John: Interpreted by Early Christian and Medieval Commentators is crafted to provide modern readers easy and rewarding access to the ancient authors. After a short essay by Wilken, “Interpreting the New Testament,” Bryan Stewart follows with an “Introduction to John” that clears the way for the subsequent reading of unfamiliar authors on Trinitarian and Christological considerations, sacramental theology, figural readings, John and the unity of Scripture, John and the Synoptics, and moral applications.
Next comes a selection of “prefaces” to John’s Gospel from various ancient writers, which offer the type of introductions—concerning the author and circumstances of the writing—that are found in standard contemporary treatments. The balance of the book is a chapter-by-chapter collection of interpretations of John. Those familiar with such anthologies will be surprised (and pleased) by three things: first, the selections are substantial and sometimes quite lengthy; second, the range of authors is wide, extending from Origen (185–254) to John Scotus Eriugena (815–877) to John Cassian (360–435) to Romanos the Melodist (490–566); third, selections are drawn not only from commentaries—where little of the juice of ancient interpretation is found—but also from homilies, theological writings, and even poetry. The volume concludes with notes on each selection, a biographical sketch of each contributor, and full indices.
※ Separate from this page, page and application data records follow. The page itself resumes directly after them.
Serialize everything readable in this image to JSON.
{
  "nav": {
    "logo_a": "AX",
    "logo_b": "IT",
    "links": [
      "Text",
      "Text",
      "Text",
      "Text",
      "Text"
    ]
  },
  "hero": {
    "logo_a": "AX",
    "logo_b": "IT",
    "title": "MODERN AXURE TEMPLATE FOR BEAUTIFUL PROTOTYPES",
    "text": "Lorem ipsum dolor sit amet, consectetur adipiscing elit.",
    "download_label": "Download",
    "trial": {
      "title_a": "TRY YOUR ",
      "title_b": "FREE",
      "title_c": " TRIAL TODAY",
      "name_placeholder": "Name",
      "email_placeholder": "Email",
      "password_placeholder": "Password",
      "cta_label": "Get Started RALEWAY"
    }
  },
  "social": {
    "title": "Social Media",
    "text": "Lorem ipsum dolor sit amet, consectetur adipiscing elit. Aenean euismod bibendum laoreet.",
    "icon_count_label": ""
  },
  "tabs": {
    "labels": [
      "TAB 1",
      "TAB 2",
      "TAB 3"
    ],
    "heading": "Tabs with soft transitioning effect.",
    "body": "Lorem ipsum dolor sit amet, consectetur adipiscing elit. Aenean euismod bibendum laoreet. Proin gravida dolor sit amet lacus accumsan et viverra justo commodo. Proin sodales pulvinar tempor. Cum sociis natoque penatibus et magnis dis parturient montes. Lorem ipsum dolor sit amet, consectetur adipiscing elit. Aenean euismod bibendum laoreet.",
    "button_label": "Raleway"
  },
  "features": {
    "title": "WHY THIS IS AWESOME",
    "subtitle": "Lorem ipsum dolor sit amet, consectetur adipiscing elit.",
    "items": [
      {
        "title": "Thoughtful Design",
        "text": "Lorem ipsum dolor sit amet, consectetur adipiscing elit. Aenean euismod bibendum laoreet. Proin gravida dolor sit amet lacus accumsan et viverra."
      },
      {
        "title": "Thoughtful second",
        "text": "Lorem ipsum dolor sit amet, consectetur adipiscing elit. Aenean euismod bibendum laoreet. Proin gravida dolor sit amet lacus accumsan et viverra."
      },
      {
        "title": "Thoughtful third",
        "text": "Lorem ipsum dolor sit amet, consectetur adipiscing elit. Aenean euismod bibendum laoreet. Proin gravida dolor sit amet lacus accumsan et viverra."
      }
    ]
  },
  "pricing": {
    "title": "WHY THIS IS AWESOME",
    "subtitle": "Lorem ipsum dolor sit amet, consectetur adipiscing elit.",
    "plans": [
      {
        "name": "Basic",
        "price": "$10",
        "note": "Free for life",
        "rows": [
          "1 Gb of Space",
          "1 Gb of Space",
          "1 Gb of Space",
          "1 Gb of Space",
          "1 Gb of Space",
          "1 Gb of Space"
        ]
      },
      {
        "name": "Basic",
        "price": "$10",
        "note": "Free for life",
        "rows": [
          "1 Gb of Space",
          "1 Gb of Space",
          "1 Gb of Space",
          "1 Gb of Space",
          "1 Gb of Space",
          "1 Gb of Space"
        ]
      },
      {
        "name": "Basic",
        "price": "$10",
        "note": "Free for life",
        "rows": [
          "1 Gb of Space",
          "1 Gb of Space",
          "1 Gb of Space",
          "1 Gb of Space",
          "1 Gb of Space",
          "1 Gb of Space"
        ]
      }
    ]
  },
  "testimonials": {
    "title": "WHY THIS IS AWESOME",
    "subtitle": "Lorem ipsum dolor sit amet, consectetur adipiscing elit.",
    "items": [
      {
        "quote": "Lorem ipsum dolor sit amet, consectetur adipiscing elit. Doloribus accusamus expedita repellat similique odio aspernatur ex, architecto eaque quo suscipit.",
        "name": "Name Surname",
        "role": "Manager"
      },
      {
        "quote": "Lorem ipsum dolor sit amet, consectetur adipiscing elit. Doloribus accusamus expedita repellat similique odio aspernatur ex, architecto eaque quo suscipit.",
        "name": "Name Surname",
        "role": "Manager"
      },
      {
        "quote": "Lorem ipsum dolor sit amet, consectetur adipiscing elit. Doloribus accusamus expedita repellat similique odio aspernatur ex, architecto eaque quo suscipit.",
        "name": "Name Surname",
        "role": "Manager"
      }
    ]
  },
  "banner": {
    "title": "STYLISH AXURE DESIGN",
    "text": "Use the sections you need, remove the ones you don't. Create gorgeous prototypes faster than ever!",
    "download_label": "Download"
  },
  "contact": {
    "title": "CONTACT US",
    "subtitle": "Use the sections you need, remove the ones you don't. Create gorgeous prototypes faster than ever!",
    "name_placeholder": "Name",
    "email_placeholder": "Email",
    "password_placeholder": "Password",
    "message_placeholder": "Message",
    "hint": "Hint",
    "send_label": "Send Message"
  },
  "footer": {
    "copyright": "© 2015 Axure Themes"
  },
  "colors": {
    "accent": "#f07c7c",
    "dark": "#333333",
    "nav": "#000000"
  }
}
Our patristic and medieval ancestors in the faith scarcely require my recommendation. But this volume makes a strong case that, far from being only of antiquarian interest, those whose lives were profoundly and pervasively shaped by Scripture (in a manner none of us today can claim) and whose faithful witness to the One whose Spirit was at work in all of Scripture, have everything to teach us about both Scripture and the faith. Kudos to Eerdmans for investing in such an expensive—and so constructive—an enterprise.
Interpreted by Early Christian and Medieval Commentators
translated and edited by Bryan A. Stewart and Michael A. Thomas
Eerdmans, $65.00, 684 pp.